Modern Arabic Poetry: Sufi Metaphors and European Romanticism

Afernoon Session 3 (PARB 227)

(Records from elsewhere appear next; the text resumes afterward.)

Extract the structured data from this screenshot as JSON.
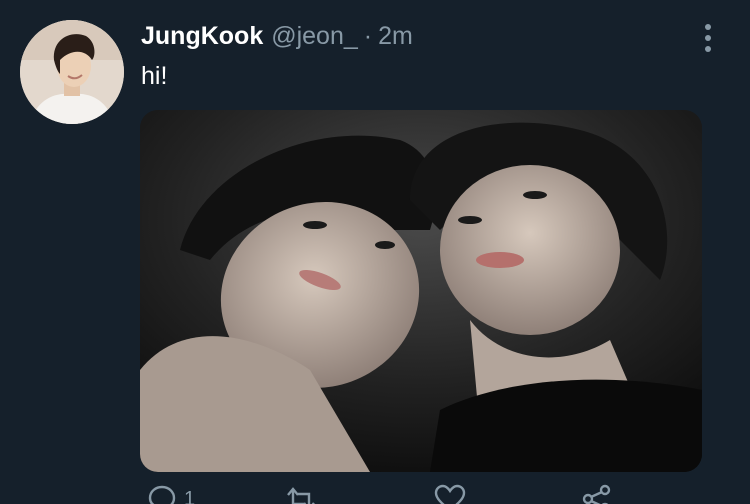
{
  "tweet": {
    "author_name": "JungKook",
    "author_handle": "@jeon_",
    "separator": "·",
    "timestamp": "2m",
    "text": "hi!"
  },
  "actions": {
    "reply_count": "1",
    "retweet_count": "",
    "like_count": "",
    "share_count": ""
  },
  "icons": {
    "more": "more-vertical-icon",
    "reply": "reply-icon",
    "retweet": "retweet-icon",
    "like": "heart-icon",
    "share": "share-icon"
  },
  "colors": {
    "background": "#15202b",
    "primary_text": "#ffffff",
    "secondary_text": "#8899a6"
  }
}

In this paper, I focus on the poetry of Ibrāhīm Nāgī (1892-1953,) a prominent Egyptian poet. In 1932, Nāgī cofounded a poetry school that was called Apollo, after the name of the Greek God of music, art and poetry. Those who belonged to this school created a modern form of Arabic poetry that was severely criticized by traditionalists in early 20th century. In their works, they were heavily influenced with European Romanticism. In addition to being a poet, Nāgī was a medical doctor, a novelist, a literary critic and a translator, who translated literary works from English and Italian. A study of the four collections that Nāgī published during his life, one find, not only strong European influence, but also an equally strong Sufi presence. Earlier scholarship focused on romantic metaphors in Sufi poems. In Nāgī, we find exactly the opposite: Sufi metaphors used to explain romantic feelings. The common interest of both Sufism and Romanticism in the emotional, the mystic and the inner experience created a good site for the poets of Apollo School to resist both rigid traditionalism and rational modernism. I will explain the roots of Sufism and Romanticism in Nāgī’s works, and will explore in details the Sufi concepts and metaphors, which he used excessively to describe romantic experiences.